Fabregas hasn't scored in two months, and maybe a lack of confidence contributed to him squandering his two wonderful opportunities. He didn't do enough on his 42nd minute flick -- Cole darted back to scramble it off the line with Cech beaten -- and shot well wide on a rebound in the 18th minute when it looked like there was little way he could miss.

Alexis Sanchez recently ended his goal drought against Getafe, yet he, too, was guilty of poor finishing. Played onside by Cole, about the only error Cole made, his chip eluded an onrushing Cech but struck the crossbar inside the first 10 minutes. To sum up Barcelona's evening, Pedro's low drive hit the post in injury time, with Sergio Busquets blasting the rebound into the stands when again the net was wide open.

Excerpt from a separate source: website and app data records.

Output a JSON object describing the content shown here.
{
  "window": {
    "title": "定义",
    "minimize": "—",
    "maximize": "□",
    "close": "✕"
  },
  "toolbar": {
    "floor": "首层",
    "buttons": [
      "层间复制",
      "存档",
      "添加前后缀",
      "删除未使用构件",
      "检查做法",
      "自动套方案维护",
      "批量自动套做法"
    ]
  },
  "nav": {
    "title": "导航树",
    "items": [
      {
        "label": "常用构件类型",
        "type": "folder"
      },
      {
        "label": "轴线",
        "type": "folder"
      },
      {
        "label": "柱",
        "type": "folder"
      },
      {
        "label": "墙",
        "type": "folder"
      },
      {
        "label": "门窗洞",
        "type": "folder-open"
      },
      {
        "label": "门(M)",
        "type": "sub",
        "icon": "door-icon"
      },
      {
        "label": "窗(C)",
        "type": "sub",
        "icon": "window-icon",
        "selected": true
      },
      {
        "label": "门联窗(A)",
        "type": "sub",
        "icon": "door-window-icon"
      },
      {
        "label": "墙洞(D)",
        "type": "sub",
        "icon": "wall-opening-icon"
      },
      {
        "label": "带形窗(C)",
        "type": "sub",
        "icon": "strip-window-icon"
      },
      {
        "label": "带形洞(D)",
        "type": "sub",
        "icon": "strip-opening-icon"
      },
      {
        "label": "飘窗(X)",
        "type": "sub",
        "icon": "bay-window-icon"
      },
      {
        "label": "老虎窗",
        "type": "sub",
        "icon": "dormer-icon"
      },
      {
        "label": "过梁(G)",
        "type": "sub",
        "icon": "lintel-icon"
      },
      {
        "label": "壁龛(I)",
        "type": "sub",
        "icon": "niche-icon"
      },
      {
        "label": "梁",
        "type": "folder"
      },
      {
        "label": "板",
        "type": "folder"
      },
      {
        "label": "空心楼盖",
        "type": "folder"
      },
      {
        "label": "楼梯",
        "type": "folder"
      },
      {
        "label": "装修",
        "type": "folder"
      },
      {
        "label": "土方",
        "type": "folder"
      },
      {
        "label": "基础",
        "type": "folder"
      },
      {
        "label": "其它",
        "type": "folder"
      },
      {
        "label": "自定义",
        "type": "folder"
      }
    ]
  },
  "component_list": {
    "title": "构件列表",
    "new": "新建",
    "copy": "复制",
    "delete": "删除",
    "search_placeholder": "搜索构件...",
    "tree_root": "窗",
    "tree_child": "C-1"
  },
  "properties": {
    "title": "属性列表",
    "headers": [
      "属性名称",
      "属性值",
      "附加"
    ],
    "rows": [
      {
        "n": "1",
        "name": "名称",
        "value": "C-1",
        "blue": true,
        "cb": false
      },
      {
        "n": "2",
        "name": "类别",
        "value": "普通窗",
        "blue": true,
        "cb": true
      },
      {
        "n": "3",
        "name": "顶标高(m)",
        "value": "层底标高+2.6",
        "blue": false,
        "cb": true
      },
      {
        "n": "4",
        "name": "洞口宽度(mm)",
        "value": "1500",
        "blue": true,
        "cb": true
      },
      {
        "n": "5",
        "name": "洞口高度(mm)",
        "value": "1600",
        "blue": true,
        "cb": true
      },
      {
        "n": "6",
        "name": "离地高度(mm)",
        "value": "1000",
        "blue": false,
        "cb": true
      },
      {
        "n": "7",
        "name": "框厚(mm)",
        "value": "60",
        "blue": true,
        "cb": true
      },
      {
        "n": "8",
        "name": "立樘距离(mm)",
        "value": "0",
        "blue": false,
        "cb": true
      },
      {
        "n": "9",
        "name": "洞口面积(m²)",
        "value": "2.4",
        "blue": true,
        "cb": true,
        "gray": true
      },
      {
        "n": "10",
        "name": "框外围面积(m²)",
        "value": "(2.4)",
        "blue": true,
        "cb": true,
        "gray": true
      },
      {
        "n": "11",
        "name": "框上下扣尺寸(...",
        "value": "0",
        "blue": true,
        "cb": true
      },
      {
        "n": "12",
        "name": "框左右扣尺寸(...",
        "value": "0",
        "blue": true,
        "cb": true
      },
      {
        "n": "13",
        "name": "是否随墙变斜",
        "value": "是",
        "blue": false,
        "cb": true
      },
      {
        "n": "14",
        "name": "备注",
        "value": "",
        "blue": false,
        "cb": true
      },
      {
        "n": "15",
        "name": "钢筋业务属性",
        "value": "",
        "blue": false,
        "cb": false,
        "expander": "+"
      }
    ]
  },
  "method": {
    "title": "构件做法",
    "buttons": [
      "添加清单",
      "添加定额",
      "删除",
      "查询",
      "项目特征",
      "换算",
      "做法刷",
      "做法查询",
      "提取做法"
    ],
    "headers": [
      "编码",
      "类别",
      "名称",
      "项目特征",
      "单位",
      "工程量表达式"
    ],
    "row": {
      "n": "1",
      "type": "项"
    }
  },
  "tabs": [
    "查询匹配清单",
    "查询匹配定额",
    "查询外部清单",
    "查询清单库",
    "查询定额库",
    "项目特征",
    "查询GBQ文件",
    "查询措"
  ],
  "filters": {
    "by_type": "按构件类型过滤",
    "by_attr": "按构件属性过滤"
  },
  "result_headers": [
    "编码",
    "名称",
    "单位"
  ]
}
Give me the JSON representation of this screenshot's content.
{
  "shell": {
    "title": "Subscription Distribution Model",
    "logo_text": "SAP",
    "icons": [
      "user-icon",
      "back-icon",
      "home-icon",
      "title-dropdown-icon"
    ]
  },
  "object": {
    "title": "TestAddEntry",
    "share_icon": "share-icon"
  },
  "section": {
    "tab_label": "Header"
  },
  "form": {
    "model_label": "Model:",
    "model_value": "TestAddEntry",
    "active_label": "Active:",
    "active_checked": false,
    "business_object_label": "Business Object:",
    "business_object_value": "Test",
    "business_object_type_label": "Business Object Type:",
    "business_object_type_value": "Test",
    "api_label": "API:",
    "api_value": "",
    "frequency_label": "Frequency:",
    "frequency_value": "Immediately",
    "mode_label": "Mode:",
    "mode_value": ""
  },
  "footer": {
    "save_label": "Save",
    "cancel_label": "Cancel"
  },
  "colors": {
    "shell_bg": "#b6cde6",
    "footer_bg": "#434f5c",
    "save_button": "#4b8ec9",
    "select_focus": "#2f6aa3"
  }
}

For all the openings Barcelona created, Cole, central defenders Gary Cahill and John Terry, and midfielders John Obi Mikel and Raul Meireles (contender for worst soccer haircut ever) all put in stellar shifts. Cahill was thrust into the lineup due to David Luiz's hamstring injury and performed better than Barcelona's stand-in central defender, ex-Liverpool man Javier Mascherano.

And thankfully on this rainy night in London, the referee didn't take center stage though, admittedly, German Felix Brych didn't have many tough decisions to make.

Ninety minutes remain to be played in both semifinals at least, but with Real Madrid losing to Bayern Munich 2-1 on Tuesday, perhaps this Saturday's Liga Clasico might be the final one of the season.

London-based Ravi Ubha covers soccer and tennis for ESPN.com. You can follow him on Twitter here.

London-based Ravi Ubha covers soccer and tennis for ESPN.com.